Source data =
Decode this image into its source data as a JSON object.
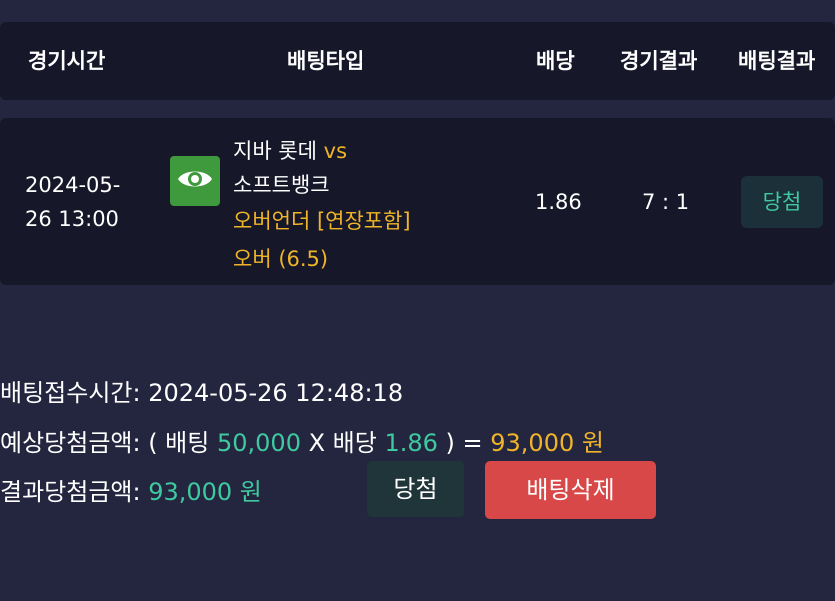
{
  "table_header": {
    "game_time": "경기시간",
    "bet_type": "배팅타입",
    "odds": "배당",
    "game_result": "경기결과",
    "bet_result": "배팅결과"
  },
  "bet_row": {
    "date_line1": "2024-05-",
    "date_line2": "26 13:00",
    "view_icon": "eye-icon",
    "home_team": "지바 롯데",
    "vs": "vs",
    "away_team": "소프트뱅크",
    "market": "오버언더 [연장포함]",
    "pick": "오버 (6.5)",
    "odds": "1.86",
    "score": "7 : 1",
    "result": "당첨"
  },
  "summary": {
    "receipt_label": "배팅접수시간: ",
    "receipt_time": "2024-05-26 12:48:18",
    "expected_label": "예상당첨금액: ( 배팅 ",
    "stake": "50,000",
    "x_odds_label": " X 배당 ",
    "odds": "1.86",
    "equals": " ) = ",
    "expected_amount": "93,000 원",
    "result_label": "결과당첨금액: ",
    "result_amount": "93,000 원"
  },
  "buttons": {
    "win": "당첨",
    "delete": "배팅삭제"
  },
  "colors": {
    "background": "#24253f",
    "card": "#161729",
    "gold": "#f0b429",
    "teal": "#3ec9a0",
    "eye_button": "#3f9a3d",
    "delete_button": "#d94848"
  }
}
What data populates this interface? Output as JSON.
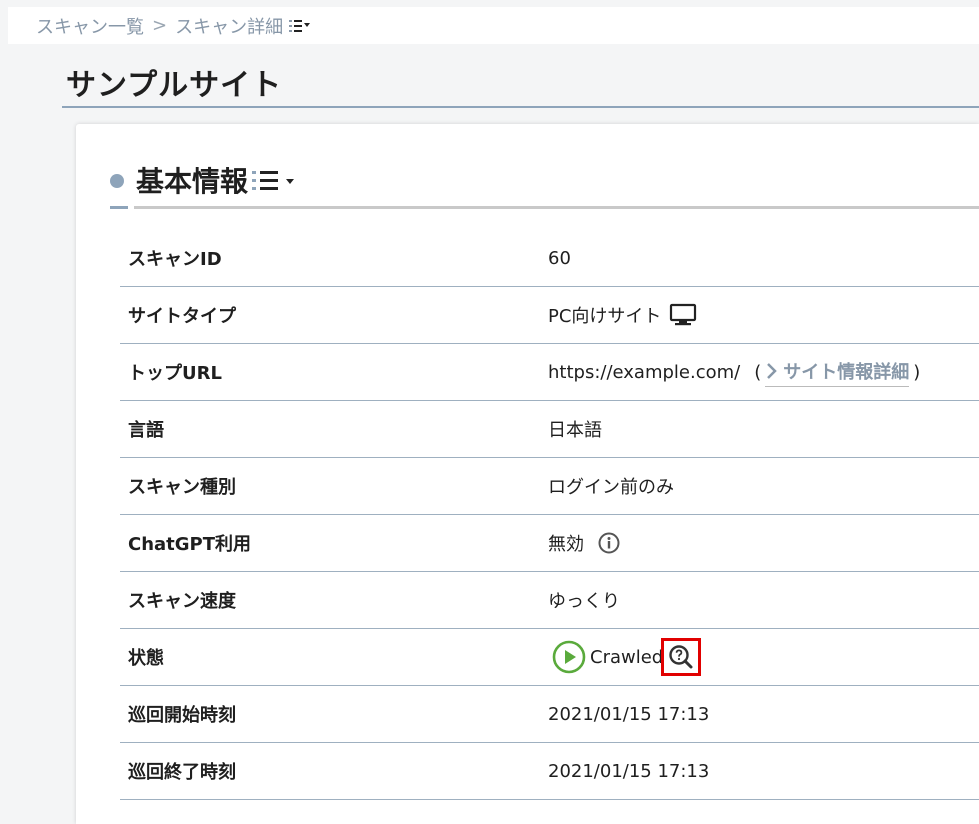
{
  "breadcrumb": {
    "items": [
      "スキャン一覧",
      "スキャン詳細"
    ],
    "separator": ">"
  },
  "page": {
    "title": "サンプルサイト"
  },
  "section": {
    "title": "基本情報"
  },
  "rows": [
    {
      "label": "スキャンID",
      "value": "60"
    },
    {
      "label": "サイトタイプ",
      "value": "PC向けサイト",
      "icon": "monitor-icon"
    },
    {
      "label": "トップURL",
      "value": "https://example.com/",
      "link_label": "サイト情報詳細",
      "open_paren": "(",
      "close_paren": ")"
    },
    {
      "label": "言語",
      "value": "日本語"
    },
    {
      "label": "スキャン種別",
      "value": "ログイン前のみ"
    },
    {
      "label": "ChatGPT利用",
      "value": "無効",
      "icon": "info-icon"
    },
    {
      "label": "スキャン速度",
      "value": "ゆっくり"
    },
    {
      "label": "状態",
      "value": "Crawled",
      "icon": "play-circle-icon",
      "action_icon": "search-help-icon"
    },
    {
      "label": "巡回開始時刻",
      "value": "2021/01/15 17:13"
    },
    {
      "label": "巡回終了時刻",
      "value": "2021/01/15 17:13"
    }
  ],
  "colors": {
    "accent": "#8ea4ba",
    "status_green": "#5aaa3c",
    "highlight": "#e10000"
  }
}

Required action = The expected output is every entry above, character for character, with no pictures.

Task result =
Decode this image into its source data as a JSON object.
{
  "table_header": {
    "game_time": "경기시간",
    "bet_type": "배팅타입",
    "odds": "배당",
    "game_result": "경기결과",
    "bet_result": "배팅결과"
  },
  "bet_row": {
    "date_line1": "2024-05-",
    "date_line2": "26 13:00",
    "view_icon": "eye-icon",
    "home_team": "지바 롯데",
    "vs": "vs",
    "away_team": "소프트뱅크",
    "market": "오버언더 [연장포함]",
    "pick": "오버 (6.5)",
    "odds": "1.86",
    "score": "7 : 1",
    "result": "당첨"
  },
  "summary": {
    "receipt_label": "배팅접수시간: ",
    "receipt_time": "2024-05-26 12:48:18",
    "expected_label": "예상당첨금액: ( 배팅 ",
    "stake": "50,000",
    "x_odds_label": " X 배당 ",
    "odds": "1.86",
    "equals": " ) = ",
    "expected_amount": "93,000 원",
    "result_label": "결과당첨금액: ",
    "result_amount": "93,000 원"
  },
  "buttons": {
    "win": "당첨",
    "delete": "배팅삭제"
  },
  "colors": {
    "background": "#24253f",
    "card": "#161729",
    "gold": "#f0b429",
    "teal": "#3ec9a0",
    "eye_button": "#3f9a3d",
    "delete_button": "#d94848"
  }
}
What data populates this interface? Output as JSON.
{
  "breadcrumb": {
    "items": [
      "スキャン一覧",
      "スキャン詳細"
    ],
    "separator": ">"
  },
  "page": {
    "title": "サンプルサイト"
  },
  "section": {
    "title": "基本情報"
  },
  "rows": [
    {
      "label": "スキャンID",
      "value": "60"
    },
    {
      "label": "サイトタイプ",
      "value": "PC向けサイト",
      "icon": "monitor-icon"
    },
    {
      "label": "トップURL",
      "value": "https://example.com/",
      "link_label": "サイト情報詳細",
      "open_paren": "(",
      "close_paren": ")"
    },
    {
      "label": "言語",
      "value": "日本語"
    },
    {
      "label": "スキャン種別",
      "value": "ログイン前のみ"
    },
    {
      "label": "ChatGPT利用",
      "value": "無効",
      "icon": "info-icon"
    },
    {
      "label": "スキャン速度",
      "value": "ゆっくり"
    },
    {
      "label": "状態",
      "value": "Crawled",
      "icon": "play-circle-icon",
      "action_icon": "search-help-icon"
    },
    {
      "label": "巡回開始時刻",
      "value": "2021/01/15 17:13"
    },
    {
      "label": "巡回終了時刻",
      "value": "2021/01/15 17:13"
    }
  ],
  "colors": {
    "accent": "#8ea4ba",
    "status_green": "#5aaa3c",
    "highlight": "#e10000"
  }
}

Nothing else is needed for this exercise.